AS he squeezed behind her, she felt his pants brush against her butt. As he passed, he touched her leg with her arm and said, "Yeah, those pants really make your butt look good. It feels good too."
This case of sexual harassment by her employer forced then 18-year-old Sydney Joseph to resign immediately as a jewellery store clerk.
She recalled, "In my last week, he starting making concerted attempts to pass behind me while I was working.
"Jewellery stores generally do not have much space behind the counters, so for him to pass behind me, it involved squeezing past me. In the last week, he did it once or twice and I mentioned that he could just ask me to step to the side so he could pass, and his reply was that he didn't need to. It wasn't a problem to him."
Joseph, 21, now works in advertising. She only worked in that store for a month.
Cases of sexual harassment are not uncommon in TT.
Roslyn Carrington was a public relations officer at a gas company when a senior worker she was partnered with would harass her.
"He used to tell me what soft, full lips I had, and my boyfriend was so lucky because I had such round, full breasts," she said.
Recalling a meeting where the button on her blouse became undone, the man would not stop staring at her breasts.
"I still get flashbacks about the time...He literally couldn't keep his eyes away. I started off holding up a book to my chest and eventually I got up, went to my office and put on a sweater and came back," she said.
Carrington wanted to report the incident, but was afraid of causing problems.
"My manager and supervisor were in a meeting in a room nearby. I could see them. All I wanted to do was storm over and tell them I didn't want to work with him. But I was scared to rock the boat," she said.
To help people like Joseph and Carrington who experience sexual harassment, second-year students of the Hugh Wooding Law School, as part of the Human Rights Clinic project, have created Sexual Harassment in the Workplace: A Handbook. This text was made to help people navigate the laws if they are sexually harassed.
This book was launched last year on Human Rights Day – December 10 – at the Hugh Wooding Law School Human Rights Clinic, Gordon Street, St Augustine.
The law school has specialist clinics available for year-two students through the Human Rights Clinic. The students were asked to make a creative, educational project on human-rights issues. Twelve students took part last year. They were split up into three groups and each group focused on sexual harassment, mental health or lesbian, gay, bisexual, transgender, intersex and queer (LGBTIQ) issues.
Ansar Mohammed, one of the four students who contributed to the sexual harassment handbook, said it was "our way of raising awareness towards sexual harassment in the workplace. People don't understand the low threshold of behaviour that constitutes sexual harassment."

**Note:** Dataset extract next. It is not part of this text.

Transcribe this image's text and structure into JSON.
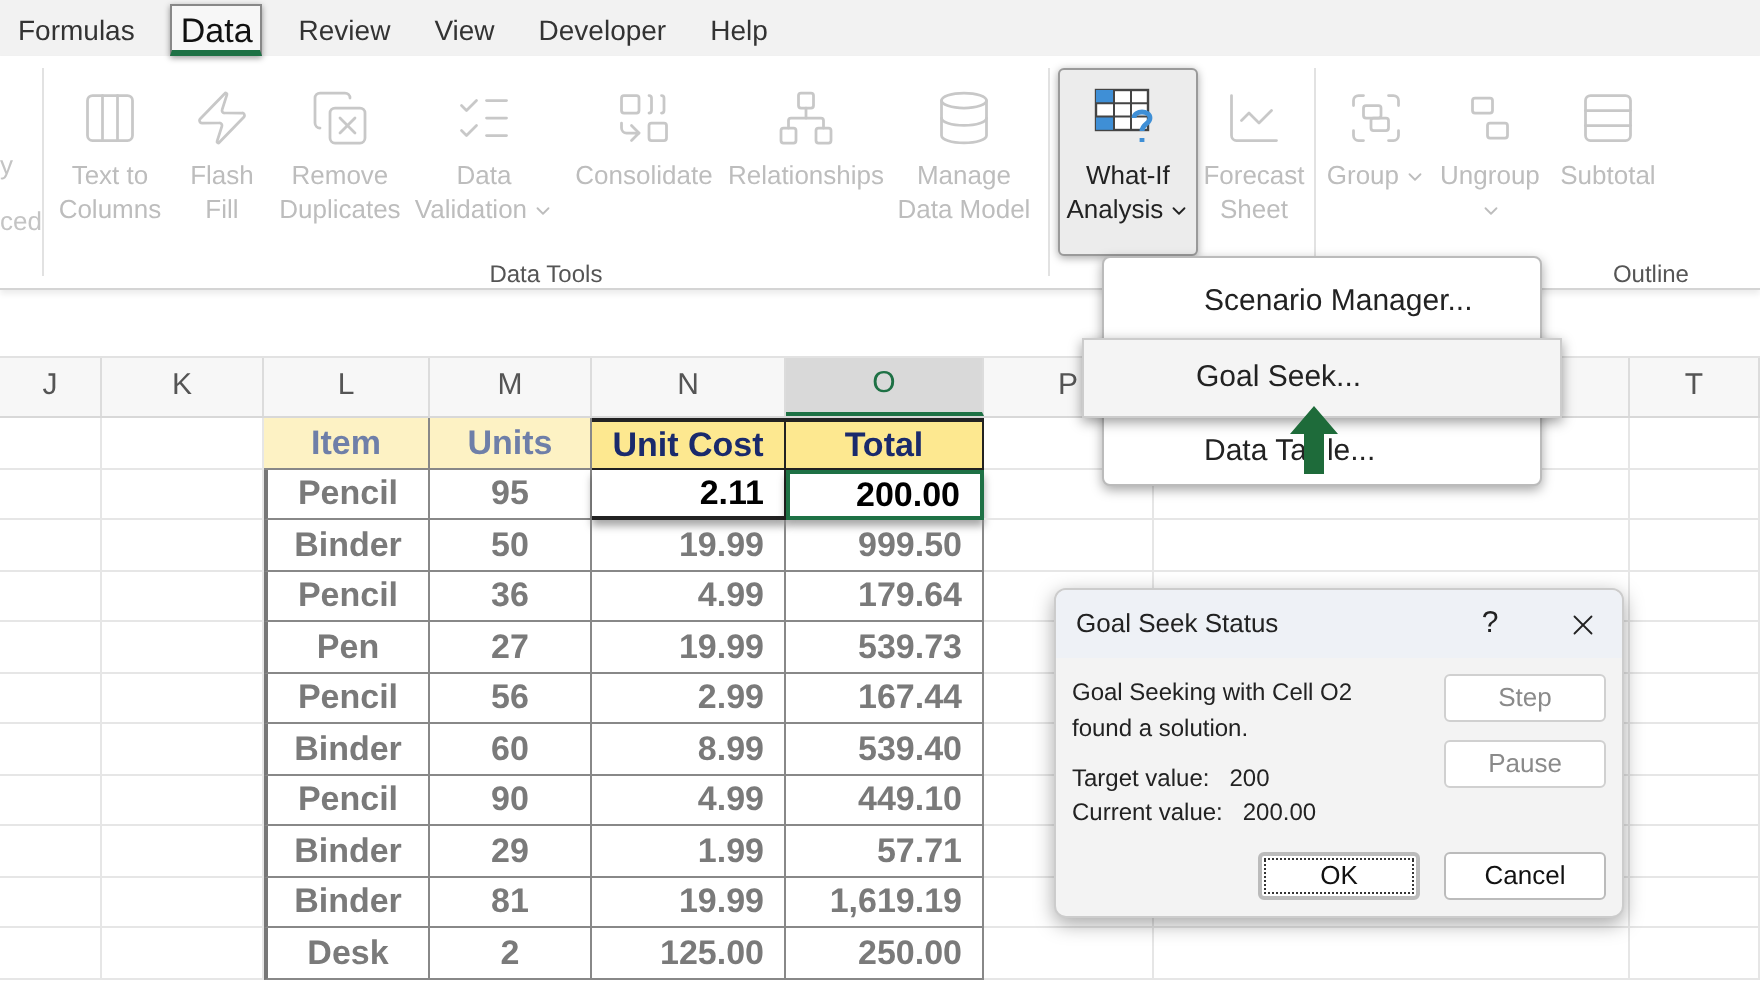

Tackling consent, the book says sexual harassment must consist of unwelcome or uninvited behaviour.
"Behaviour must be unwelcome or uninvited. This type of behaviour is subjective in nature... This understanding is important because not all behaviours of a sexual nature will be considered unwelcome or uninvited as some can tolerate more than others."
Sexual harassment acts may not necessarily be sexual in nature. They include: sexual advances, requests for sexual favours, cat calling, sexually suggestive signals, making sexual jokes, stories and comments, staring, hugging, kissing, making sexual gestures with hands or making facial expressions such as winking or blowing kisses.
The handbook advises victims to keep a detailed journal of the harassment which could be used as evidence for an investigation. They should also keep copies of any offensive materials they receive, which include text messages, pictures or notes, and they should confide in someone about the harassment. This not only gives emotional support but also provides important evidence.
The handbook also breaks down the different legal channels people can use if they are being harassed at work. As TT has no Sexual Harassment Act, the Constitution, the Equal Opportunity Act, the Industrial Relations Act, Operational Health and Safety Act and Sexual Offences Act are the legal texts a sexual harassment victim could use seek help.
"In TT there is no stand-alone legislation.
What persons have to do is fit themselves in to what legislation might fit their circumstance," Mohammed said.
As men are also harassed, Mohammed said he specifically wrote a section called Men Too because he believed not many men will report or acknowledge their harassment.
"We live in the Caribbean region and we have this idea that 'real men' do not get sexually harassed. Men too are indeed affected and they feel this way."
They suppress it, but it has an impact on them and the remedies are available for them too, he said.
The handbook also lays out the process people can use to seek help from the Equal Opportunities Commission (EOC). Weekes, the writer of this section, said she hopes this book will make the EOC guidelines more accessible for people seeking help.
The book notes that in June 2018 the Ministry of Labour and Small Enterprise Development published a draft national policy on sexual harassment in the workplace, but Mohammed said it is not legally binding. All the students are calling on the Government to create a specific law to deal with sexual harassment.
Sankar, who designed the overall book said, "As law students, it was a shock for us to find out that there is no legislation for sexual harassment. We hope that this book will educate people and encourage the government to put sexual harassment legislation on their agenda."
Written by Mohammed, Sara Martinez, Casiana Sankar and Rachel Weekes, the 24-page document is available online here.